=== TASK DESCRIPTION ===
The lines wanted are those in the data below that include "Сегодня".

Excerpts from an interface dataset
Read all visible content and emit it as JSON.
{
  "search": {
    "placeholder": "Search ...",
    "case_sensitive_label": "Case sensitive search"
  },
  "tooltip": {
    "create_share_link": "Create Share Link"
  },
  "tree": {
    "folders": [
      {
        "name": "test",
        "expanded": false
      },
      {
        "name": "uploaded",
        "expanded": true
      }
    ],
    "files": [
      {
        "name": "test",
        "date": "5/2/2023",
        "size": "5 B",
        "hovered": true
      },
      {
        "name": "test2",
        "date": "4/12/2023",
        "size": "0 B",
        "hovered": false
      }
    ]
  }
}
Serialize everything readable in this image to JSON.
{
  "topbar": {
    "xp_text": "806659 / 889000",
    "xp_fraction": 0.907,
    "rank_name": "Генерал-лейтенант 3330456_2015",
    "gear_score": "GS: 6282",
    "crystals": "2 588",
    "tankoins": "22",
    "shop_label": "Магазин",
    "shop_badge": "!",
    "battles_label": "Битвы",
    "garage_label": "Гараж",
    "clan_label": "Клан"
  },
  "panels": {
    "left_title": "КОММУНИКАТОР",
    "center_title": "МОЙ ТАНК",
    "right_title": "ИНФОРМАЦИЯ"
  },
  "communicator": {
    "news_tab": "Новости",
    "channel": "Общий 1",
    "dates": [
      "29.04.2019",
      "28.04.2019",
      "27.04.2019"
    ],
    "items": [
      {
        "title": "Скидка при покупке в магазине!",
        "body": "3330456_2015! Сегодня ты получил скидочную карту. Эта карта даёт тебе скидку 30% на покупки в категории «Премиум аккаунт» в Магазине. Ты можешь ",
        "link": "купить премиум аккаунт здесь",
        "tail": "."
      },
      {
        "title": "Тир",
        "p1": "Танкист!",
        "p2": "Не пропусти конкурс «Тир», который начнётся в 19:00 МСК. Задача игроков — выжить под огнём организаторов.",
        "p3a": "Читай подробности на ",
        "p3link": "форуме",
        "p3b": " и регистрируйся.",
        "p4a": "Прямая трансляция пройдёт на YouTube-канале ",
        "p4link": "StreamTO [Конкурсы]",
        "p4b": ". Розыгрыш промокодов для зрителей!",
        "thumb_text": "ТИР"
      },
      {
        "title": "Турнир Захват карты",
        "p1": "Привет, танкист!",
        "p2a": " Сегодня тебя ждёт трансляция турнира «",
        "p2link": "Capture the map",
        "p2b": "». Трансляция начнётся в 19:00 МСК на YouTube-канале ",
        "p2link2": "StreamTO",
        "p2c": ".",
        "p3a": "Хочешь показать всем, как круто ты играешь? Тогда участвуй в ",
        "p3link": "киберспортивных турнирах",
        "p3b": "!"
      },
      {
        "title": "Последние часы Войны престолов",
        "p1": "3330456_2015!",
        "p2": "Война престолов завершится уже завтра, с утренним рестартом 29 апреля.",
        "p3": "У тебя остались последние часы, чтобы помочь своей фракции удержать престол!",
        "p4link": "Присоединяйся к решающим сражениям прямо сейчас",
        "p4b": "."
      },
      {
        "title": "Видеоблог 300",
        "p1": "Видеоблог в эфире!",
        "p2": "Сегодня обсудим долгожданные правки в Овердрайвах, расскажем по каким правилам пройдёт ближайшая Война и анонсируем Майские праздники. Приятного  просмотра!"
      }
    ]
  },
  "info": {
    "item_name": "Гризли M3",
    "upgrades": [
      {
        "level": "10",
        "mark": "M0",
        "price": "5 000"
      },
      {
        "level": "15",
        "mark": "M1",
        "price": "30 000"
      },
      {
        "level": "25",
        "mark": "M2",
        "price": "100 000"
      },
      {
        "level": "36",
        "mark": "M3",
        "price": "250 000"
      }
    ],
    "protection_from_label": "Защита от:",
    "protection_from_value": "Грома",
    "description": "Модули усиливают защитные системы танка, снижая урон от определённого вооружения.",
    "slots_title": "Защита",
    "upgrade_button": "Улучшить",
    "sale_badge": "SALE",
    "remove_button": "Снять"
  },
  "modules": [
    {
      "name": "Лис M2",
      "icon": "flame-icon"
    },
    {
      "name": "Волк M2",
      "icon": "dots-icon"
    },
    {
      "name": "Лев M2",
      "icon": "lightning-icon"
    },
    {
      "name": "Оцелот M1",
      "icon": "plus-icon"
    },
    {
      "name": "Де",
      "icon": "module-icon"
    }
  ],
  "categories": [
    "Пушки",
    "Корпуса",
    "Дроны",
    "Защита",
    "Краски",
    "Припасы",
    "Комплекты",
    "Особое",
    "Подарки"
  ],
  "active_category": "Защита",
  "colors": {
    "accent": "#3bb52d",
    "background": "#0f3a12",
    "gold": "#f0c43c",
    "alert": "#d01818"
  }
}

=== OUTPUT FOR THIS EXERCISE ===
        "body": "3330456_2015! Сегодня ты получил скидочную карту. Эта карта даёт тебе скидку 30% на покупки в категории «Премиум аккаунт» в Магазине. Ты можешь ",
        "p2a": " Сегодня тебя ждёт трансляция турнира «",
        "p2": "Сегодня обсудим долгожданные правки в Овердрайвах, расскажем по каким правилам пройдёт ближайшая Война и анонсируем Майские праздники. Приятного  просмотра!"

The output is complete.